The right to free expression on the stage of a city theatre, or to travel to London and Paris, means nothing to the rural mother whose toddler died in a pit latrine while she was carrying firewood on her head, or water from the nearest polluted river. We are the world’s most unequal society. The ample rewards of civil and political rights for a few, for example the salaries, houses, cars, security and other benefits of elected officials breeds resentment.
China vehemently defends “the Chinese narrative of democracy”. In a few decades millions of people have been lifted out of poverty — a huge socio-economic rights achievement. The price seems to be the denial of civil and political rights to express oneself freely, move freely and protest peacefully. How can one draw attention to your hunger and poverty without free expression, political activity and assembly? A trustworthy benevolent dictator is hard to find; and harder to keep benevolent.
Once the world’s poster-democracy (partly because of Hollywood), the US is an example of how things can fall apart. Under the banner of free speech, blatant lies about matters as serious as elections and the murder of children are spread by a sour losing president and hateful talk show hosts.
The realisation that rights can compete and must therefore be legally limited is crucial for the survival of democratic governance.

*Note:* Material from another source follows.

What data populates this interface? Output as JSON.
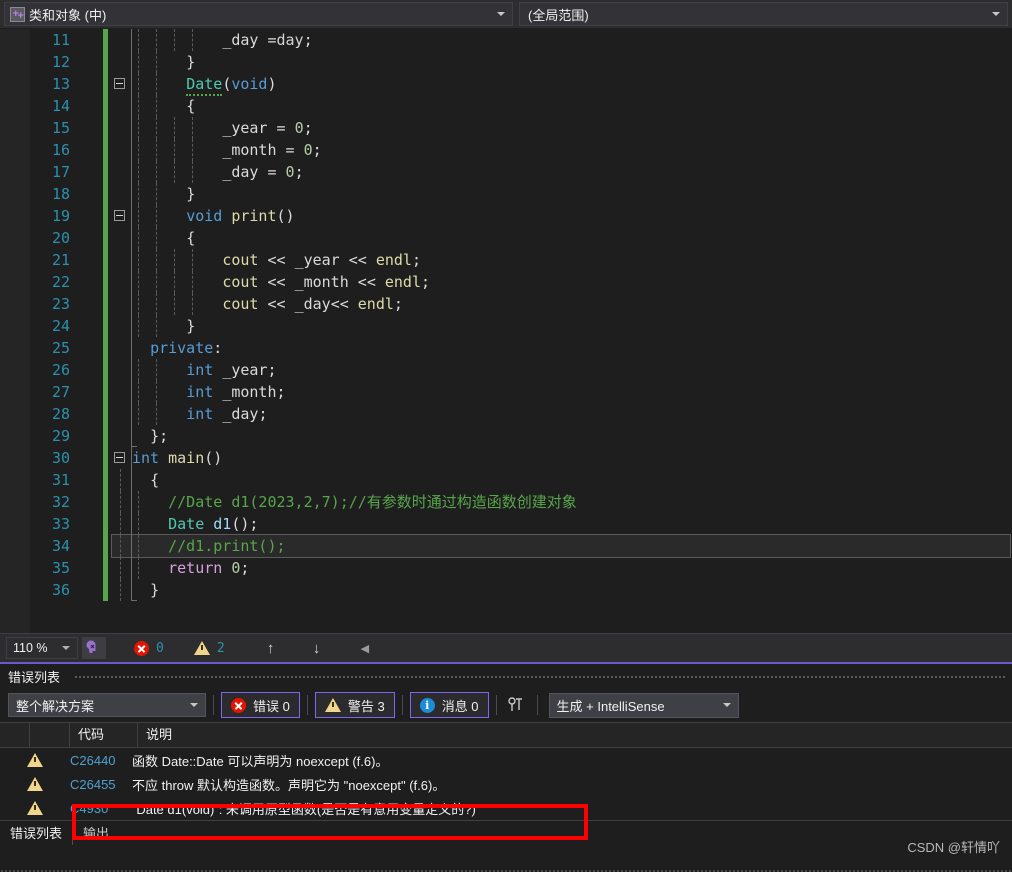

Equally essential is that the reasonableness of and justification for any limitation must be closely scrutinised.
The aggressive American opposition to obviously necessary legal gun control seems to indicate ignorance about the limitation of rights. Their Constitution does not contain an explicit limitation clause, like those of Canada and South Africa. Yet they do limit rights all the time. The conservative supreme court justice, Antonin Scalia, recognised the need for limitation. So, is ignorance driving the powerful gun lobby, or the massive profitability of the fire-arm industry?

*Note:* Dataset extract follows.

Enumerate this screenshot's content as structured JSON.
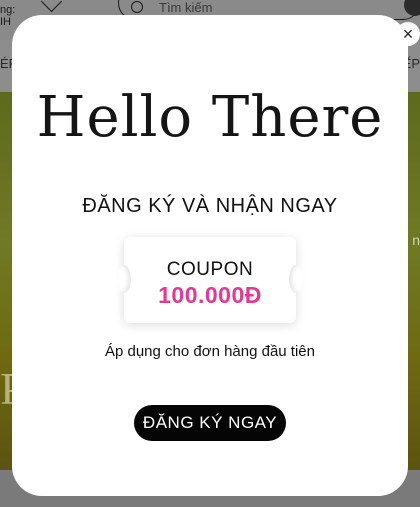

Capitalism may indeed be a deadly enemy of democracy. Stealing elections is illegal and profoundly undemocratic; buying them is legal but little better. Especially in the US, money wins elections. During long campaigns, updates on candidates’ race for funding overshadow policy statements. Paid airtime is used for banal slogans and insulting opponents. Mindless populism, fuelled by money, has resulted in disastrous choices.
Lobbyists on Capitol Hill present lawmakers with carefully prepared bills. Climate change, on which many agree, is called “a hoax” by Trump; and left to token targets and promises, even by leaders who understand the state of the planet. Oil magnates and mining multinationals dominate.

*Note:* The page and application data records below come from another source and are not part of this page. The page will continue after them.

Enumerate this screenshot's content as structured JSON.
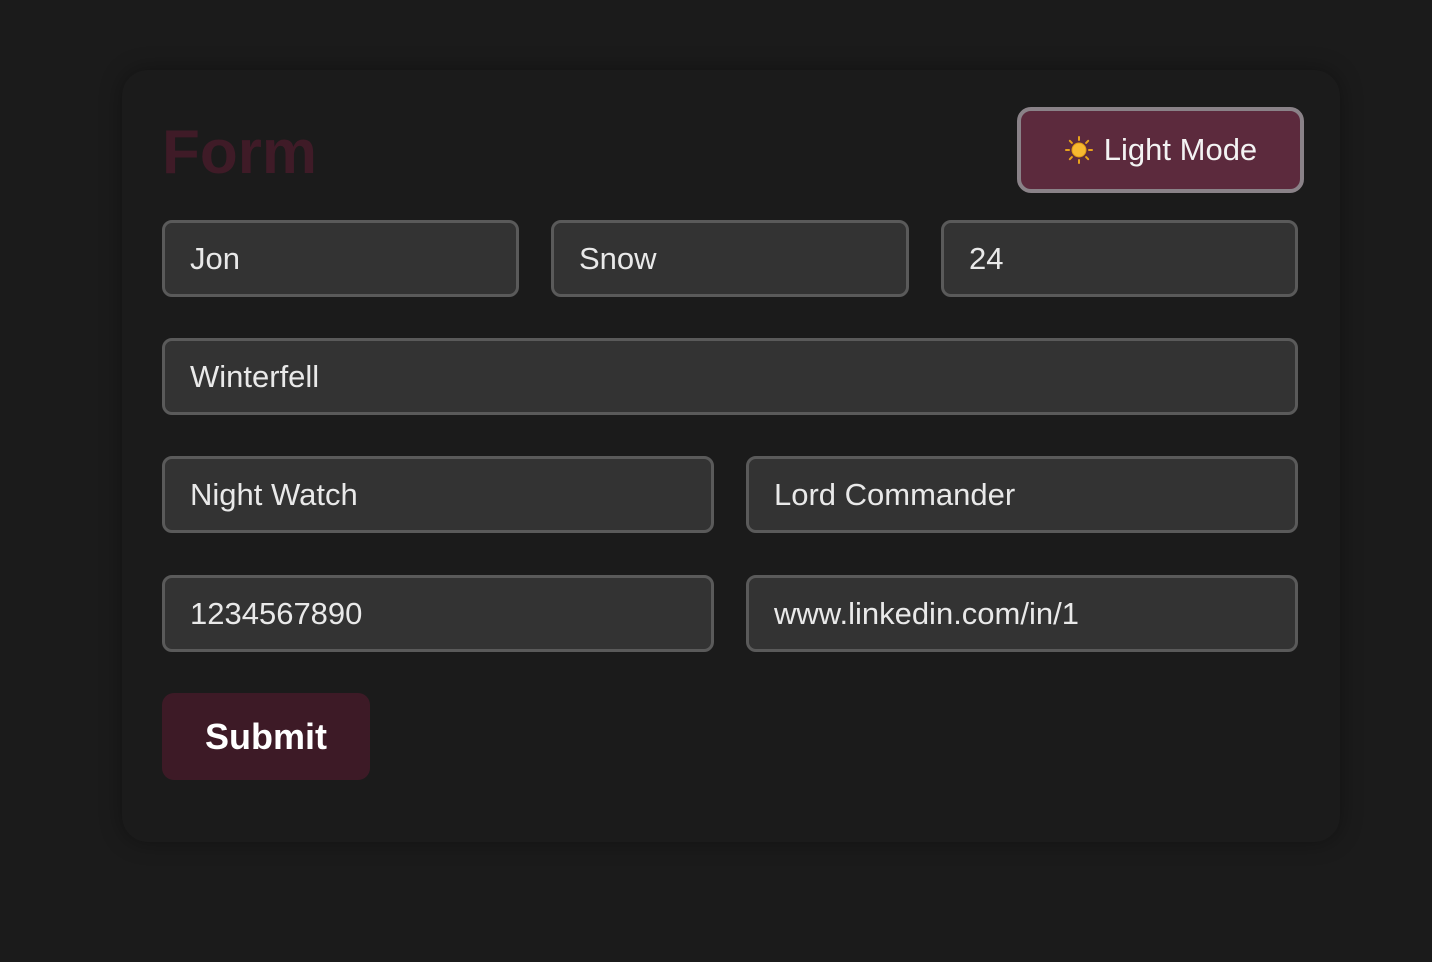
{
  "form": {
    "title": "Form",
    "theme_toggle": {
      "icon": "sun-icon",
      "label": "Light Mode"
    },
    "fields": {
      "first_name": "Jon",
      "last_name": "Snow",
      "age": "24",
      "city": "Winterfell",
      "organization": "Night Watch",
      "role": "Lord Commander",
      "phone": "1234567890",
      "linkedin": "www.linkedin.com/in/1"
    },
    "submit_label": "Submit"
  },
  "colors": {
    "background": "#1b1b1b",
    "field_background": "#333333",
    "field_border": "#5a5a5a",
    "title": "#3f1b27",
    "toggle_background": "#5c2a3d",
    "toggle_border": "#8a8288",
    "submit_background": "#3d1a26",
    "text": "#e9e9e9"
  }
}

Before considering abandoning democratic constitutions, they must be taken seriously, implemented and otherwise used. When really necessary, they can be lawfully amended.
In a constitutional court judgment Justice Albie Sachs stated that democracy should not go into a deep slumber for five years between elections. Vibrant participation is crucial.
Sound economic policies are essential for the maintenance of democracy and realisation of human rights; and free democratic thinking may produce sound economic policies.
Heightened independent critical thinking helps to see through fake leaders and false promises. Sometimes a little individual madness can be good. In a story called The President’s Speech, neurosurgeon Oliver Sacks describes how a group of patients in a mental institution repeatedly burst out laughing while watching a serious presidential address. The reason is they are incapable of understanding spoken language, but their heightened sensitivity to body language enables them to detect false charm and lies.
Johann van der Westhuizen, who assisted in drafting the Constitution, is a retired justice of the constitutional court, founding director of the University of Pretoria’s Centre for Human Rights and a former inspecting judge of Correctional Services. The views expressed are his own.